Take every line from the data that has the word "WRITE" in it.

EXERCISE INPUTS:

^^^^^^^^

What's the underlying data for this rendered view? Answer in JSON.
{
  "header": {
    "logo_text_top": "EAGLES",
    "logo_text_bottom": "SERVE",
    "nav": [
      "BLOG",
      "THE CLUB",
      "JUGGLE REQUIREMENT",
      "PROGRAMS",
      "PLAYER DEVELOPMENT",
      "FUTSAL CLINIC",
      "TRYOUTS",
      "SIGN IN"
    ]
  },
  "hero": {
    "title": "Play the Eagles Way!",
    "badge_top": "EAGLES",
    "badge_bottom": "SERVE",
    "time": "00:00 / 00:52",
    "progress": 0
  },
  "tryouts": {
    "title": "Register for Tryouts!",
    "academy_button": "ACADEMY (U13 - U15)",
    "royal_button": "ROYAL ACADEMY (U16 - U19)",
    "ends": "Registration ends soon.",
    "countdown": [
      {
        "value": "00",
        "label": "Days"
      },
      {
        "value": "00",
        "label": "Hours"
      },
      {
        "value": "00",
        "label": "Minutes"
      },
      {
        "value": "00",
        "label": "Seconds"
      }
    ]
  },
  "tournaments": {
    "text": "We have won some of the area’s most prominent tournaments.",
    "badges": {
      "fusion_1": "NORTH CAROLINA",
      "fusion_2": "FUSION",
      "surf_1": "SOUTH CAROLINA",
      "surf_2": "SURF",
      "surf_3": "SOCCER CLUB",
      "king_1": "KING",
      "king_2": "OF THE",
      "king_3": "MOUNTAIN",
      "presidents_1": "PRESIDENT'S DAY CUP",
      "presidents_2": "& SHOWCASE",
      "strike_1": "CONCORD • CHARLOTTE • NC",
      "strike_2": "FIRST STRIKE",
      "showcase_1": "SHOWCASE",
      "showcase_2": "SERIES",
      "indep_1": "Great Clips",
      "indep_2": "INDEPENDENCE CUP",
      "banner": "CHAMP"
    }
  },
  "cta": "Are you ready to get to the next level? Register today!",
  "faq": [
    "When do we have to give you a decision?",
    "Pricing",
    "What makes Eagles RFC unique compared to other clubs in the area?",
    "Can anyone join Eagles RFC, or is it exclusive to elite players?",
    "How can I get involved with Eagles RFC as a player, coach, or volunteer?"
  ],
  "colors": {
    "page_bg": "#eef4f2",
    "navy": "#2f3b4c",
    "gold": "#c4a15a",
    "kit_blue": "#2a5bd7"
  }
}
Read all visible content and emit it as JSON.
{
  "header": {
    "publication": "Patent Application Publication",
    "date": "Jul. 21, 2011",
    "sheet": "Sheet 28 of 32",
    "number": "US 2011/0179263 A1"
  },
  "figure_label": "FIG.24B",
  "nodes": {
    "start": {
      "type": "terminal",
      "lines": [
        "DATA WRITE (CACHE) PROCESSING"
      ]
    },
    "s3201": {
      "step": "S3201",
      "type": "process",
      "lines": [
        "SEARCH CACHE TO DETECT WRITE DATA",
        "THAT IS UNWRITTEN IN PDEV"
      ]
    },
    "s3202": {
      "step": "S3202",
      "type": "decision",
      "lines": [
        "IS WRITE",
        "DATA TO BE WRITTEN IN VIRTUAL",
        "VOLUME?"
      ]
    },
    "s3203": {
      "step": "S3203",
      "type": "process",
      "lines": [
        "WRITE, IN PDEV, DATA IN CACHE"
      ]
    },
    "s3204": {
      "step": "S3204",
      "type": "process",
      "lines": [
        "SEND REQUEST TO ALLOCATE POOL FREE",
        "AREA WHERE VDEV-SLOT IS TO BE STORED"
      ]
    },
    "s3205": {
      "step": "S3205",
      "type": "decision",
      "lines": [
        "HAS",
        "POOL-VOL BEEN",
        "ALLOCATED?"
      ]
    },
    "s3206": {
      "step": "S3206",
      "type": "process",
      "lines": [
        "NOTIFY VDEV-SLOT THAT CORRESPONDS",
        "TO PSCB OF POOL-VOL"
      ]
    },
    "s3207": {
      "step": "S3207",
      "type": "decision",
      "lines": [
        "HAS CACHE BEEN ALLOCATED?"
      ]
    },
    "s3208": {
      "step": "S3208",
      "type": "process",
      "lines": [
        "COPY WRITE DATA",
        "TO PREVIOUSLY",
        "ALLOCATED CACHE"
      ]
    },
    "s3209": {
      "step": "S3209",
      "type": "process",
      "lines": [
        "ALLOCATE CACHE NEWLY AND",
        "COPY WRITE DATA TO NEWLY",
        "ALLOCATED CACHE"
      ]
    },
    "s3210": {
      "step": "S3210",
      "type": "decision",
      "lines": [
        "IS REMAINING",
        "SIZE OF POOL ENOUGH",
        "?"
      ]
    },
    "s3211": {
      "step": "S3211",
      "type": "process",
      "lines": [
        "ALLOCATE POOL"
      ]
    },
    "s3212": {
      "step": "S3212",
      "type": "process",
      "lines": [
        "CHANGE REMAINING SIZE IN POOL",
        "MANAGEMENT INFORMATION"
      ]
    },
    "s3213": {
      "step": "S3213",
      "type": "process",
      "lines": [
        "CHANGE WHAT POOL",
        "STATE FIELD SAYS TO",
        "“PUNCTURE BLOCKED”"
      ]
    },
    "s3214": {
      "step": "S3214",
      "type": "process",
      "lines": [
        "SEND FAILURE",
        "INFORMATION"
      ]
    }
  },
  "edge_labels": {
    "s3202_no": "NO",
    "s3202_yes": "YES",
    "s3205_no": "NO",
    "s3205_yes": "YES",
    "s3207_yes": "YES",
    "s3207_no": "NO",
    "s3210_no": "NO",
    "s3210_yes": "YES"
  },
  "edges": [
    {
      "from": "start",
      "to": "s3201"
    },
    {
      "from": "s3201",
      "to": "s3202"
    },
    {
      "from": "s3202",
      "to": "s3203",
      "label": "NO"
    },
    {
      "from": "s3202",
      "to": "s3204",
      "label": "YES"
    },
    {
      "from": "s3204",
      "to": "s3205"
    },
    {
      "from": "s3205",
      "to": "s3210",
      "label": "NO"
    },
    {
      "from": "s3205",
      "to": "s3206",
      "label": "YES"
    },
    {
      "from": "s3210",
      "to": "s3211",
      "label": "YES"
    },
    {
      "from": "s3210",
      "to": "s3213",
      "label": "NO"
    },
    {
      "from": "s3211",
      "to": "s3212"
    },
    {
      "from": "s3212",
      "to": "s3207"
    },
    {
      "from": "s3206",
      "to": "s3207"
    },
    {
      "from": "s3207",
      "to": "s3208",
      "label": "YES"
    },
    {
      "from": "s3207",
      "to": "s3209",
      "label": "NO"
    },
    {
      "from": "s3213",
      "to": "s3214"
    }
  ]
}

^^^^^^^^

RESPONSE AREA:
        "DATA WRITE (CACHE) PROCESSING"
        "SEARCH CACHE TO DETECT WRITE DATA",
        "IS WRITE",
        "WRITE, IN PDEV, DATA IN CACHE"
        "COPY WRITE DATA",
        "COPY WRITE DATA TO NEWLY",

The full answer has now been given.